Segment Start: Excerpted data

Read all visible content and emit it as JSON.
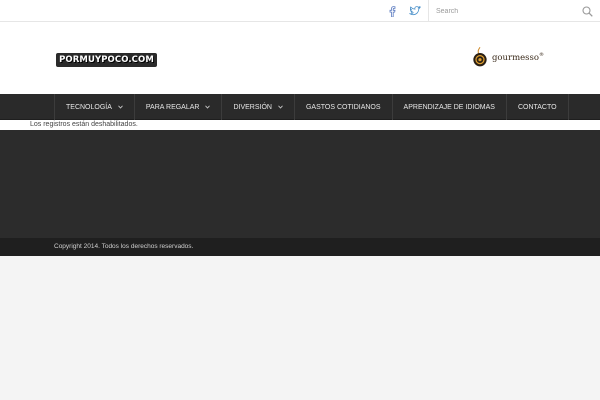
{
  "topbar": {
    "social": [
      {
        "icon": "facebook-icon",
        "color": "#3b5998"
      },
      {
        "icon": "twitter-icon",
        "color": "#1da1f2"
      }
    ],
    "search": {
      "placeholder": "Search",
      "value": ""
    }
  },
  "header": {
    "logo_text": "PORMUYPOCO.COM",
    "ad": {
      "brand": "gourmesso",
      "trademark": "®"
    }
  },
  "nav": {
    "items": [
      {
        "label": "TECNOLOGÍA",
        "has_dropdown": true
      },
      {
        "label": "PARA REGALAR",
        "has_dropdown": true
      },
      {
        "label": "DIVERSIÓN",
        "has_dropdown": true
      },
      {
        "label": "GASTOS COTIDIANOS",
        "has_dropdown": false
      },
      {
        "label": "APRENDIZAJE DE IDIOMAS",
        "has_dropdown": false
      },
      {
        "label": "CONTACTO",
        "has_dropdown": false
      }
    ]
  },
  "content": {
    "notice": "Los registros están deshabilitados."
  },
  "footer": {
    "copyright": "Copyright 2014. Todos los derechos reservados."
  },
  "colors": {
    "nav_bg": "#2a2a2a",
    "dark_area": "#2c2c2c",
    "footer_bg": "#1f1f1f",
    "page_bg": "#f4f4f4"
  }
}
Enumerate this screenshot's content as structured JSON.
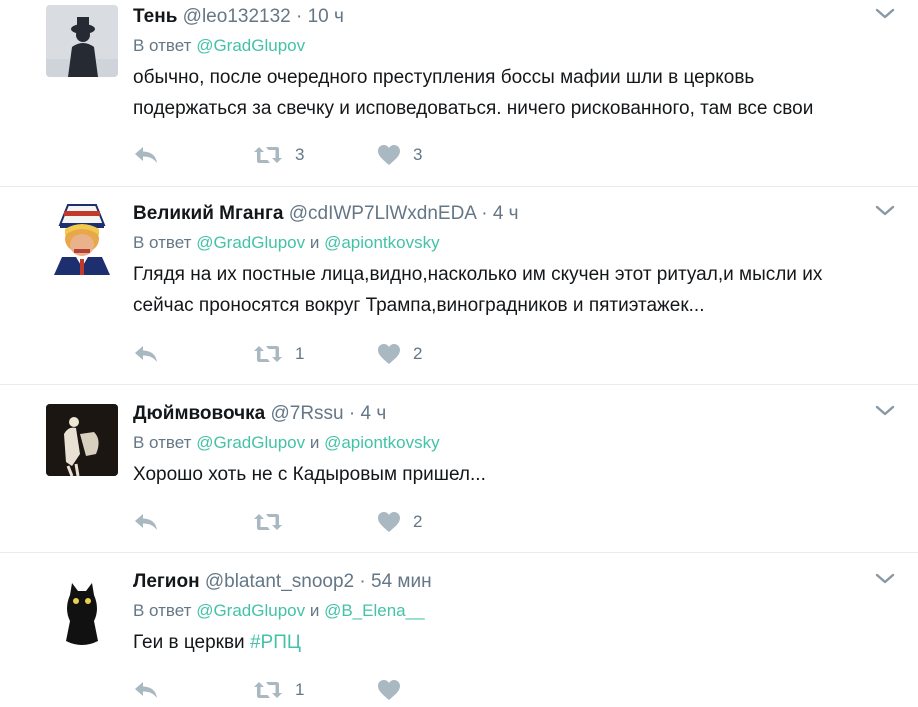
{
  "tweets": [
    {
      "name": "Тень",
      "handle": "@leo132132",
      "dot": "·",
      "time": "10 ч",
      "reply_prefix": "В ответ",
      "reply_user1": "@GradGlupov",
      "reply_and": "",
      "reply_user2": "",
      "text_line1": "обычно, после очередного преступления боссы мафии шли в церковь",
      "text_line2": "подержаться за свечку и исповедоваться. ничего рискованного, там все свои",
      "retweets": "3",
      "likes": "3",
      "avatar_color": "#3a3f47"
    },
    {
      "name": "Великий Мганга",
      "handle": "@cdIWP7LlWxdnEDA",
      "dot": "·",
      "time": "4 ч",
      "reply_prefix": "В ответ",
      "reply_user1": "@GradGlupov",
      "reply_and": "и",
      "reply_user2": "@apiontkovsky",
      "text_line1": "Глядя на их постные лица,видно,насколько им скучен этот ритуал,и мысли их",
      "text_line2": "сейчас проносятся вокруг Трампа,виноградников и пятиэтажек...",
      "retweets": "1",
      "likes": "2",
      "avatar_color": "#c9863a"
    },
    {
      "name": "Дюймвовочка",
      "handle": "@7Rssu",
      "dot": "·",
      "time": "4 ч",
      "reply_prefix": "В ответ",
      "reply_user1": "@GradGlupov",
      "reply_and": "и",
      "reply_user2": "@apiontkovsky",
      "text_line1": "Хорошо хоть не с Кадыровым пришел...",
      "text_line2": "",
      "retweets": "",
      "likes": "2",
      "avatar_color": "#1b1612"
    },
    {
      "name": "Легион",
      "handle": "@blatant_snoop2",
      "dot": "·",
      "time": "54 мин",
      "reply_prefix": "В ответ",
      "reply_user1": "@GradGlupov",
      "reply_and": "и",
      "reply_user2": "@B_Elena__",
      "text_line1_plain": "Геи в церкви",
      "text_line1_hashtag": "#РПЦ",
      "retweets": "1",
      "likes": "",
      "avatar_color": "#111111"
    }
  ],
  "colors": {
    "link": "#44c2a8",
    "muted": "#657786",
    "icon": "#aab8c2",
    "divider": "#e6ecf0"
  },
  "icons": [
    "reply-icon",
    "retweet-icon",
    "like-icon",
    "chevron-down-icon"
  ]
}
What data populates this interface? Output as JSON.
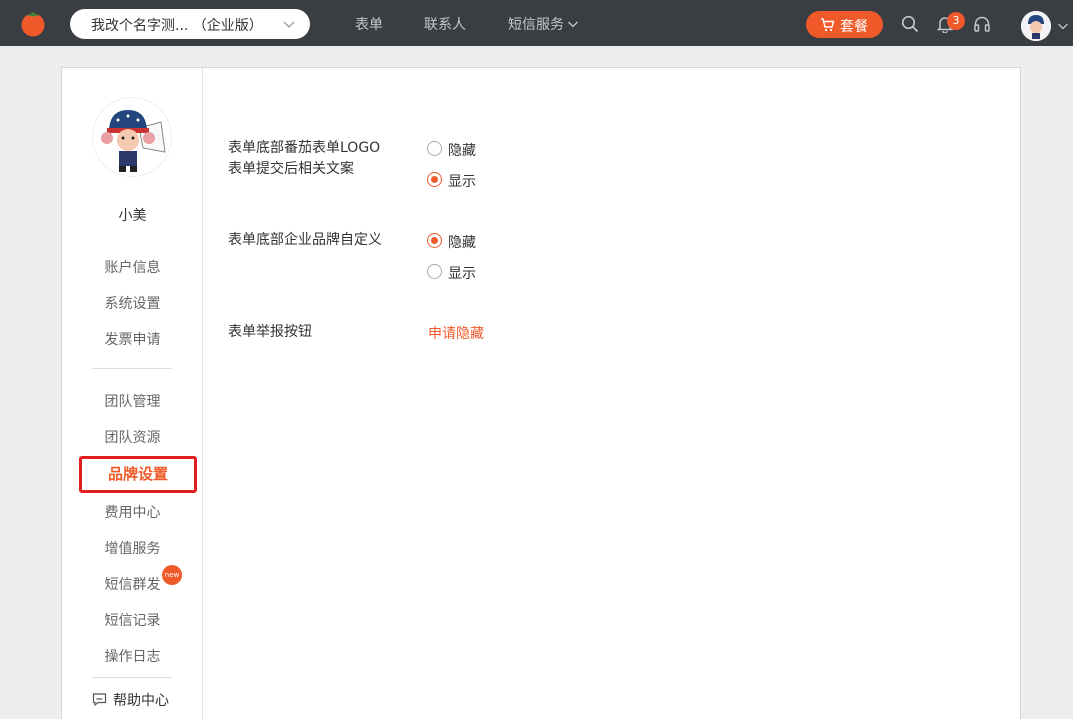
{
  "header": {
    "workspace_name": "我改个名字测...  （企业版）",
    "nav": [
      "表单",
      "联系人",
      "短信服务"
    ],
    "plan_label": "套餐",
    "notification_count": "3",
    "colors": {
      "bar": "#3a3d42",
      "accent": "#f05a2a"
    }
  },
  "sidebar": {
    "username": "小美",
    "group1": [
      "账户信息",
      "系统设置",
      "发票申请"
    ],
    "group2": [
      "团队管理",
      "团队资源"
    ],
    "active_item": "品牌设置",
    "group3": [
      "费用中心",
      "增值服务",
      "短信群发",
      "短信记录",
      "操作日志"
    ],
    "new_badge": "new",
    "help": "帮助中心"
  },
  "settings": {
    "logo_setting": {
      "label_line1": "表单底部番茄表单LOGO",
      "label_line2": "表单提交后相关文案",
      "options": [
        "隐藏",
        "显示"
      ],
      "selected": "显示"
    },
    "brand_setting": {
      "label": "表单底部企业品牌自定义",
      "options": [
        "隐藏",
        "显示"
      ],
      "selected": "隐藏"
    },
    "report_setting": {
      "label": "表单举报按钮",
      "action": "申请隐藏"
    }
  }
}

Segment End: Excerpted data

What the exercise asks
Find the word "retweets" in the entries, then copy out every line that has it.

Response to the task
      "retweets": "3",
      "retweets": "1",
      "retweets": "",
      "retweets": "1",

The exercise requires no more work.